__Website and app data records__
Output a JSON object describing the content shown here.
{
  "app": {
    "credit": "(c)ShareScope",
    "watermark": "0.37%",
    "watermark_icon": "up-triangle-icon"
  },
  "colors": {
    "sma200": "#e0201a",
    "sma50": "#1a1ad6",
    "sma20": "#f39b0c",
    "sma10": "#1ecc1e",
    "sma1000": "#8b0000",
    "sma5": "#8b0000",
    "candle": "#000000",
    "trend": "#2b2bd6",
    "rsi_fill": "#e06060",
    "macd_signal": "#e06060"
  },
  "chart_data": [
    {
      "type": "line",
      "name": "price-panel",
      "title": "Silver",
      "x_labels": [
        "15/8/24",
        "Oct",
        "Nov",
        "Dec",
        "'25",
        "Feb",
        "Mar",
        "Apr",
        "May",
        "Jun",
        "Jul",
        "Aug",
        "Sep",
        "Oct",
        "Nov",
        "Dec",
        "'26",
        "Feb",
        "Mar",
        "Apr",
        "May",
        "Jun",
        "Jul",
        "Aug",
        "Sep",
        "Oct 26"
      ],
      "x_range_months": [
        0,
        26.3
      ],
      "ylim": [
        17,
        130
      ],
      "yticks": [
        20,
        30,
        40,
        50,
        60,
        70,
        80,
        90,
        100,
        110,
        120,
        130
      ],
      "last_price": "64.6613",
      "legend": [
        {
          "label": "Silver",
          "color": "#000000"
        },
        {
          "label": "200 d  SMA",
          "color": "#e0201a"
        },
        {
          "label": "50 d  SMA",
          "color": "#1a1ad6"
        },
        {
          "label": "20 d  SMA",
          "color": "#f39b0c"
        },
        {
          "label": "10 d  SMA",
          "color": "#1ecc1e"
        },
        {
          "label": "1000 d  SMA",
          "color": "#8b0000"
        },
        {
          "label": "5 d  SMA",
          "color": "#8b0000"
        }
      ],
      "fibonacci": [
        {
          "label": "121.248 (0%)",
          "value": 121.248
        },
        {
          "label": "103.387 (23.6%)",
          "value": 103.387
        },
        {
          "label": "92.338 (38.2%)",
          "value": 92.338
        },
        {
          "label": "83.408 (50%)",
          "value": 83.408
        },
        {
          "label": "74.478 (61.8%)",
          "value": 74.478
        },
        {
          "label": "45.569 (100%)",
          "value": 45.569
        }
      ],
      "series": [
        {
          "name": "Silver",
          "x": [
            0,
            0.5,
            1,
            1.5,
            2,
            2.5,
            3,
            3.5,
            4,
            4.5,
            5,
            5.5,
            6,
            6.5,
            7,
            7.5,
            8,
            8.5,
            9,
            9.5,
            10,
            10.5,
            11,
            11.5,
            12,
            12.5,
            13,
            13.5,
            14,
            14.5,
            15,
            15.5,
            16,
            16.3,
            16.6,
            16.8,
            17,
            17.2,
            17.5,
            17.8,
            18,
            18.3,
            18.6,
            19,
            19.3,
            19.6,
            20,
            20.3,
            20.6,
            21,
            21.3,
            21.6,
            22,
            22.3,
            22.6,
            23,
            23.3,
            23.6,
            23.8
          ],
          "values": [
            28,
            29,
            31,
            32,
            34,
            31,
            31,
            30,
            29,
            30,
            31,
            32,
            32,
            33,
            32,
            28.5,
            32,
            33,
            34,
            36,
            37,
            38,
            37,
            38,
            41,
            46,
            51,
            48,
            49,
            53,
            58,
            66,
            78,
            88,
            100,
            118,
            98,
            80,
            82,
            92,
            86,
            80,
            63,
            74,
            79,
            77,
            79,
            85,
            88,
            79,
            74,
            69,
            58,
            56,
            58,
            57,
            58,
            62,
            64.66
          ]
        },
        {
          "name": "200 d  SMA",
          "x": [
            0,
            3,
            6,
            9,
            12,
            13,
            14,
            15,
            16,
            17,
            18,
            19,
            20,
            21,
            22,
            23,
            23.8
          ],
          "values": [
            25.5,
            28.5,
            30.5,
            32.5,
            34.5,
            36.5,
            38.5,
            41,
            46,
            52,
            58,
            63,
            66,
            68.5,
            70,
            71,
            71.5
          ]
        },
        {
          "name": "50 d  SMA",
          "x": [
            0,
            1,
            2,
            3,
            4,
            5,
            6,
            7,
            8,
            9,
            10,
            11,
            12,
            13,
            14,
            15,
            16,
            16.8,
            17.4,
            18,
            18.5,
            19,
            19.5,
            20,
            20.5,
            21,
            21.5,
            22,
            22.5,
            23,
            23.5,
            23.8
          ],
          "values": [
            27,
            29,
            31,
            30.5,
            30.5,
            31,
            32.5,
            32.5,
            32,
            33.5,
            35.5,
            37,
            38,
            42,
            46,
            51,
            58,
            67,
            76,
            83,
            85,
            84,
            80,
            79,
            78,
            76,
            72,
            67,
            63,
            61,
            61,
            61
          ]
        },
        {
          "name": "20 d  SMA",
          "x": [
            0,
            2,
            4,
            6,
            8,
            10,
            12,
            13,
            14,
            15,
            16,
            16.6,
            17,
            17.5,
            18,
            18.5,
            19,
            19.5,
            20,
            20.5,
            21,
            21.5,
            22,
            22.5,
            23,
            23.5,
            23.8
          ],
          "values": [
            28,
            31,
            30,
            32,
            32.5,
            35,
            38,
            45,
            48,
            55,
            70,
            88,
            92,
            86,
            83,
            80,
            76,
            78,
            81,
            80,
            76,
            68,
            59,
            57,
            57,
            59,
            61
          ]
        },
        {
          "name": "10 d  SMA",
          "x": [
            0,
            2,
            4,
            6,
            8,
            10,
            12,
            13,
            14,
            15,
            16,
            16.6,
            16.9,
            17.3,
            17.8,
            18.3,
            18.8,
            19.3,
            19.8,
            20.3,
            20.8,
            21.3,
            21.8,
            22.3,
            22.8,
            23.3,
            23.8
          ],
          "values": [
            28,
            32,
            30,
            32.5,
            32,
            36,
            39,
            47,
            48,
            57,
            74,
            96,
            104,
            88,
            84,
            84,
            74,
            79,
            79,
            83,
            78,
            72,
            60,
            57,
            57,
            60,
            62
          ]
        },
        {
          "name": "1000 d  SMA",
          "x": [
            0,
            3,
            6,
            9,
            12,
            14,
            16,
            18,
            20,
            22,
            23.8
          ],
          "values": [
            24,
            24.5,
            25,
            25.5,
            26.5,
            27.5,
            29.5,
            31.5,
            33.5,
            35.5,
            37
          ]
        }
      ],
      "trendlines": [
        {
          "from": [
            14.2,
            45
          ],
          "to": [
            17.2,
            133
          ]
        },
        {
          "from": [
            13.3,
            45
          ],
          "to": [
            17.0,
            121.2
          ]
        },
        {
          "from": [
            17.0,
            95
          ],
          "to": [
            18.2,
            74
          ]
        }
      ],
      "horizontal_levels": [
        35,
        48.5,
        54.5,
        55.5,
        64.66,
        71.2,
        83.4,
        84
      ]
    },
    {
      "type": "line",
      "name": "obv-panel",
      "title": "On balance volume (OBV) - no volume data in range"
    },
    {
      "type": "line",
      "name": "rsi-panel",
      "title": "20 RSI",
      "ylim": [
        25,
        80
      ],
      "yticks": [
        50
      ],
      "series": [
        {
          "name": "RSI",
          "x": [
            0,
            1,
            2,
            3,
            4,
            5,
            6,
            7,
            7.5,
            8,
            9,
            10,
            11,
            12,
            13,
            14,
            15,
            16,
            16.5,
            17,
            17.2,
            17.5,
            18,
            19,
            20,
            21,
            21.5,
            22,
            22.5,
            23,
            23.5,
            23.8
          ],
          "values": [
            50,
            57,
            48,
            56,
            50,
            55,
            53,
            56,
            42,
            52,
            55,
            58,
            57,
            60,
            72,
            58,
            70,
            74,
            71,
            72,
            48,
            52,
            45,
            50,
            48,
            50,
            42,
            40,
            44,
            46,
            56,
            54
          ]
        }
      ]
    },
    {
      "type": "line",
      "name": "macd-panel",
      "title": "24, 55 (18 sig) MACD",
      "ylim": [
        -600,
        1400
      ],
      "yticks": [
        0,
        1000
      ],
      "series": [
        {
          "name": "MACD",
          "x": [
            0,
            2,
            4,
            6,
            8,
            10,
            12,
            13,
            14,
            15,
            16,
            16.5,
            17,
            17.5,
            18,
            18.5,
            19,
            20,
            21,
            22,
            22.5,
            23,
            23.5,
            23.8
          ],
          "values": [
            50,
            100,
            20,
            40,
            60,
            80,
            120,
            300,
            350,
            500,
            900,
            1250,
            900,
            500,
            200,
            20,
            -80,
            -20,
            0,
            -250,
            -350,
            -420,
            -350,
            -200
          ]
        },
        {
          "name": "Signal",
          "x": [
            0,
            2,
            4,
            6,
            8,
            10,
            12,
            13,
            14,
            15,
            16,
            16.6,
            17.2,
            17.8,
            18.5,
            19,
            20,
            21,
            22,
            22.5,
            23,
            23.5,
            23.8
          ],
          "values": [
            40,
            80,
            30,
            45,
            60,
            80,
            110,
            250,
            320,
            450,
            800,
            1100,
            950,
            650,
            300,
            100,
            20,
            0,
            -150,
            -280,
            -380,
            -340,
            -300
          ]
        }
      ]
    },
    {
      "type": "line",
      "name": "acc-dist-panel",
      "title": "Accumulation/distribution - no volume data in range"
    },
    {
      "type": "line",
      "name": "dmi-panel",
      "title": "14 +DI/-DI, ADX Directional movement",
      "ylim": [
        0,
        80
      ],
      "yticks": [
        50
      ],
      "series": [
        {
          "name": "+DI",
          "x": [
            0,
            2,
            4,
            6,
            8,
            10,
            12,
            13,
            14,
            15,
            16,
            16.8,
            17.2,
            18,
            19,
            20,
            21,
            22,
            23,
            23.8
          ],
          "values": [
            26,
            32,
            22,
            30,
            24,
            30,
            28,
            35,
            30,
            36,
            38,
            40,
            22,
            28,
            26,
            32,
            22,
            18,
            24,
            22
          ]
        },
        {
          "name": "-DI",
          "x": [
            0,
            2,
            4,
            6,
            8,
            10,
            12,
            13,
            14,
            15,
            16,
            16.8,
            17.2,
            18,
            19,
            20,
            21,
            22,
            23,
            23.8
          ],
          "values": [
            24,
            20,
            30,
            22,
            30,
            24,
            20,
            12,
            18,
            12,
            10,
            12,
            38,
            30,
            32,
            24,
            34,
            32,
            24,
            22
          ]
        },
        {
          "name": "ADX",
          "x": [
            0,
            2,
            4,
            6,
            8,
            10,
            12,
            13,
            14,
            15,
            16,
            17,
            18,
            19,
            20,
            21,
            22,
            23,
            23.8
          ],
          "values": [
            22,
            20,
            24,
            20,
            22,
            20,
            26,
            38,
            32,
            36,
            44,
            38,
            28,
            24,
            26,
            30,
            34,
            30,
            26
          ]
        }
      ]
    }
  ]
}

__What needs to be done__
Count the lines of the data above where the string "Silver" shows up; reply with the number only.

__Solution to the exercise__
3